Your task: The answer is all of the entries below, repeated exactly and free of pictures.

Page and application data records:
'''
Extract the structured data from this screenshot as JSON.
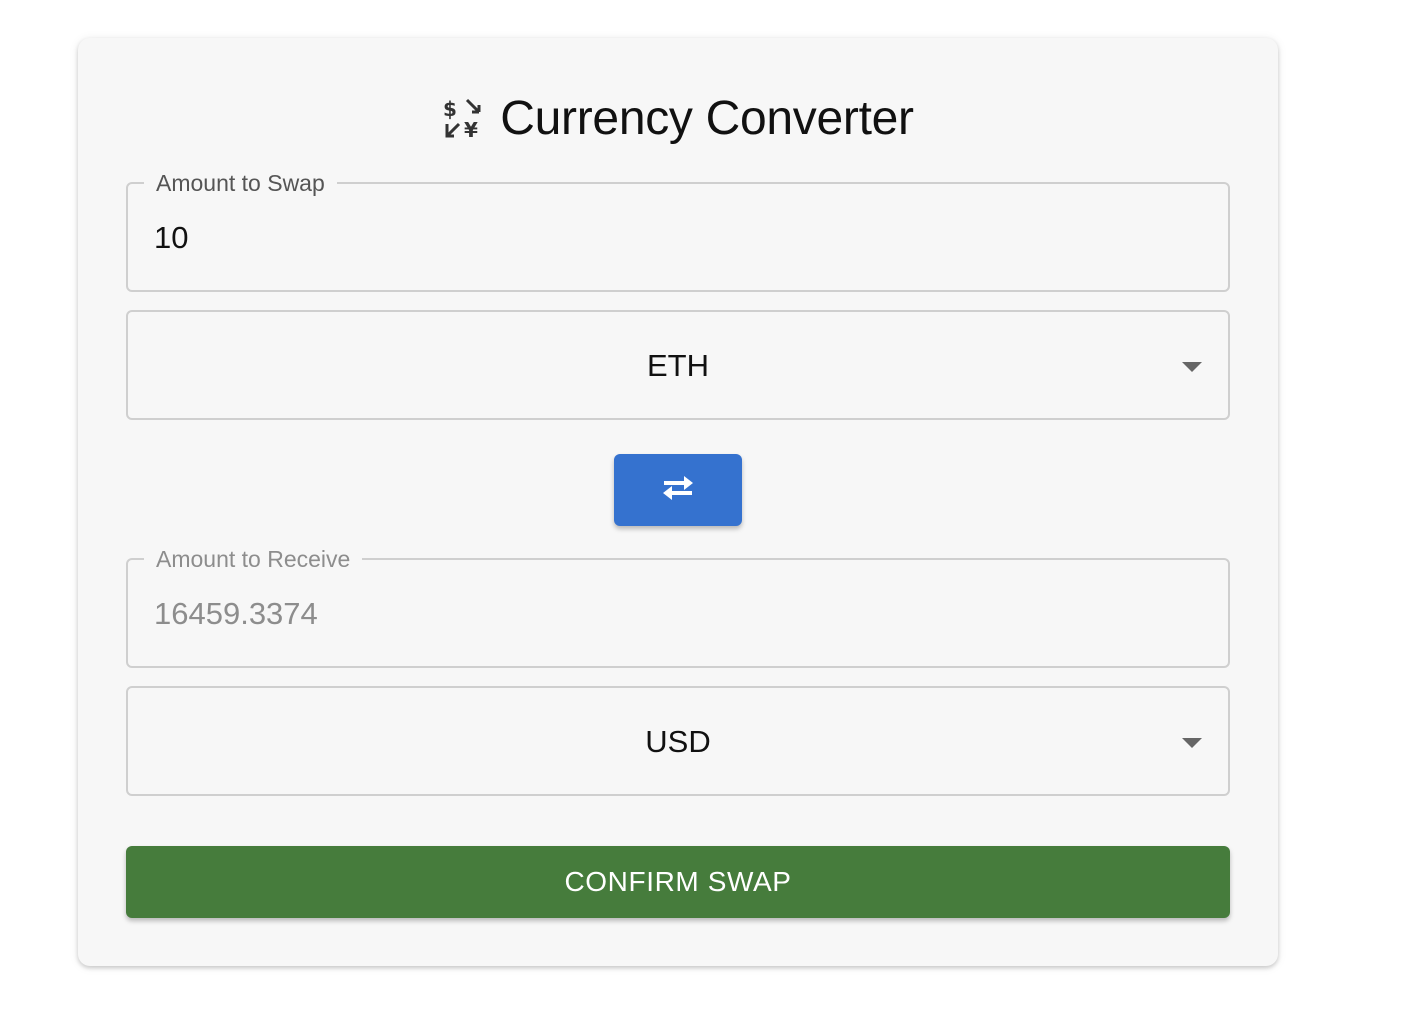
{
  "header": {
    "title": "Currency Converter",
    "icon": "currency-exchange-icon"
  },
  "from": {
    "label": "Amount to Swap",
    "amount": "10",
    "currency": "ETH"
  },
  "swap_button": {
    "icon": "swap-arrows-icon"
  },
  "to": {
    "label": "Amount to Receive",
    "amount": "16459.3374",
    "currency": "USD"
  },
  "confirm_button": {
    "label": "CONFIRM SWAP"
  },
  "colors": {
    "swap_button": "#3572cf",
    "confirm_button": "#467c3c",
    "card_background": "#f7f7f7"
  }
}
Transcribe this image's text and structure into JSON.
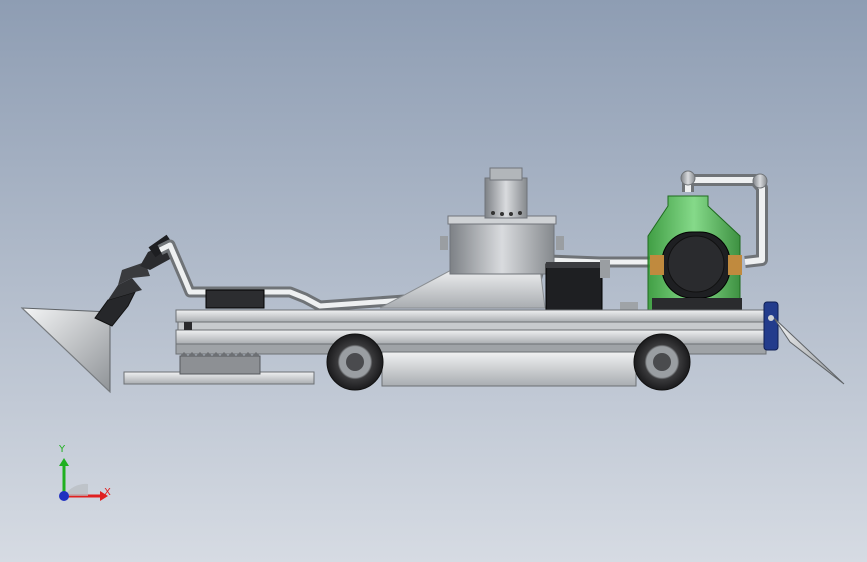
{
  "viewport": {
    "background_top": "#8e9db3",
    "background_bottom": "#d6dbe3"
  },
  "model": {
    "colors": {
      "metal_light": "#e4e6e8",
      "metal_mid": "#b8bcc0",
      "metal_dark": "#6e7276",
      "motor_black": "#1e1f22",
      "tank_green": "#3fbf3f",
      "bracket_blue": "#233c8c",
      "tire_dark": "#2a2a2c",
      "gear_gray": "#8d9094"
    }
  },
  "triad": {
    "x_label": "X",
    "y_label": "Y",
    "x_color": "#e02020",
    "y_color": "#20b020",
    "z_color": "#2030c0"
  }
}
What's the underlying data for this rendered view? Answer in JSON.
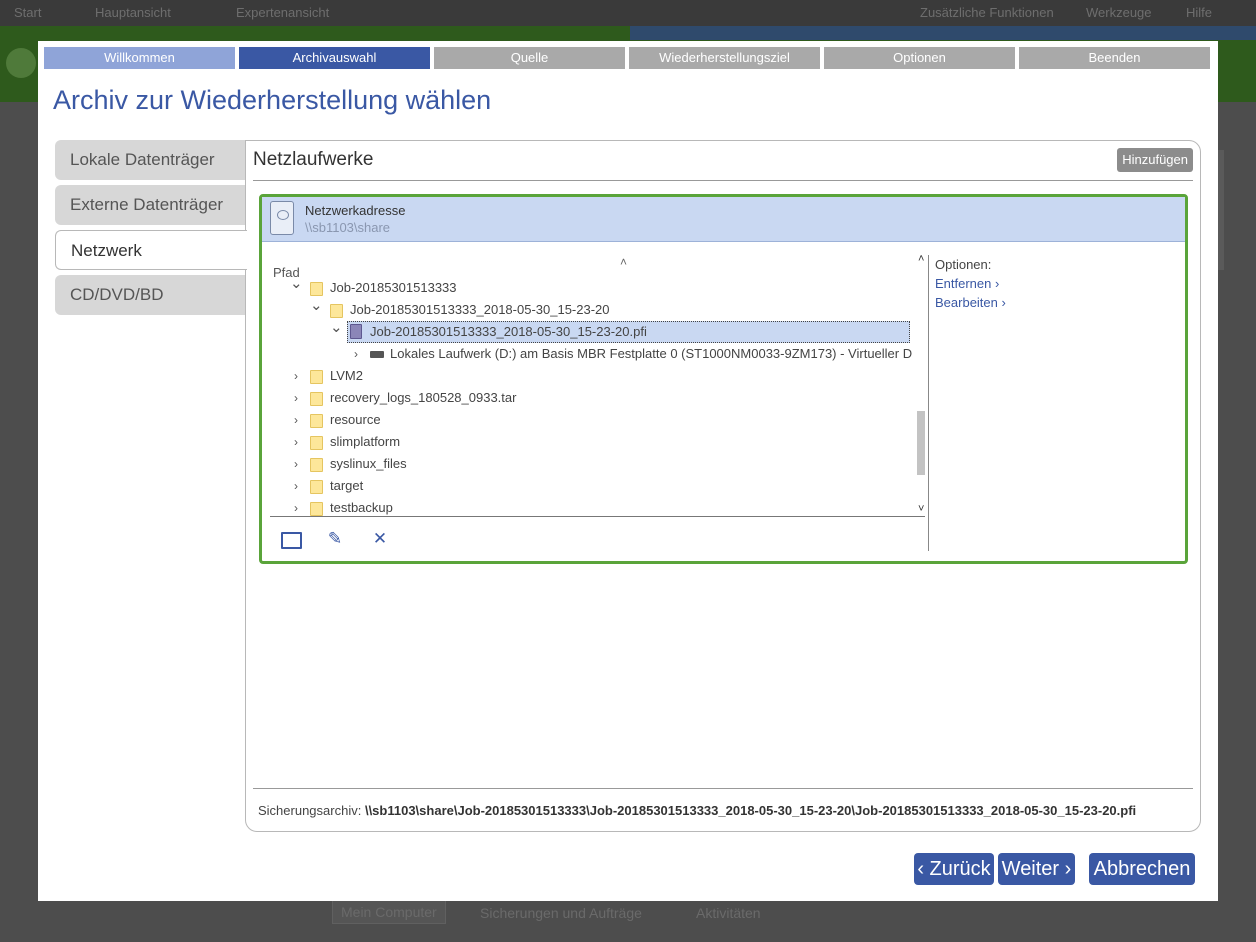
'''
Answer box:
Extract the structured data from this screenshot as JSON.
{
  "header": {
    "title": "Currency Converter",
    "icon": "currency-exchange-icon"
  },
  "from": {
    "label": "Amount to Swap",
    "amount": "10",
    "currency": "ETH"
  },
  "swap_button": {
    "icon": "swap-arrows-icon"
  },
  "to": {
    "label": "Amount to Receive",
    "amount": "16459.3374",
    "currency": "USD"
  },
  "confirm_button": {
    "label": "CONFIRM SWAP"
  },
  "colors": {
    "swap_button": "#3572cf",
    "confirm_button": "#467c3c",
    "card_background": "#f7f7f7"
  }
}
Transcribe this image's text and structure into JSON.
{
  "viewport": {
    "background_top": "#8e9db3",
    "background_bottom": "#d6dbe3"
  },
  "model": {
    "colors": {
      "metal_light": "#e4e6e8",
      "metal_mid": "#b8bcc0",
      "metal_dark": "#6e7276",
      "motor_black": "#1e1f22",
      "tank_green": "#3fbf3f",
      "bracket_blue": "#233c8c",
      "tire_dark": "#2a2a2c",
      "gear_gray": "#8d9094"
    }
  },
  "triad": {
    "x_label": "X",
    "y_label": "Y",
    "x_color": "#e02020",
    "y_color": "#20b020",
    "z_color": "#2030c0"
  }
}
What's the underlying data for this rendered view? Answer in JSON.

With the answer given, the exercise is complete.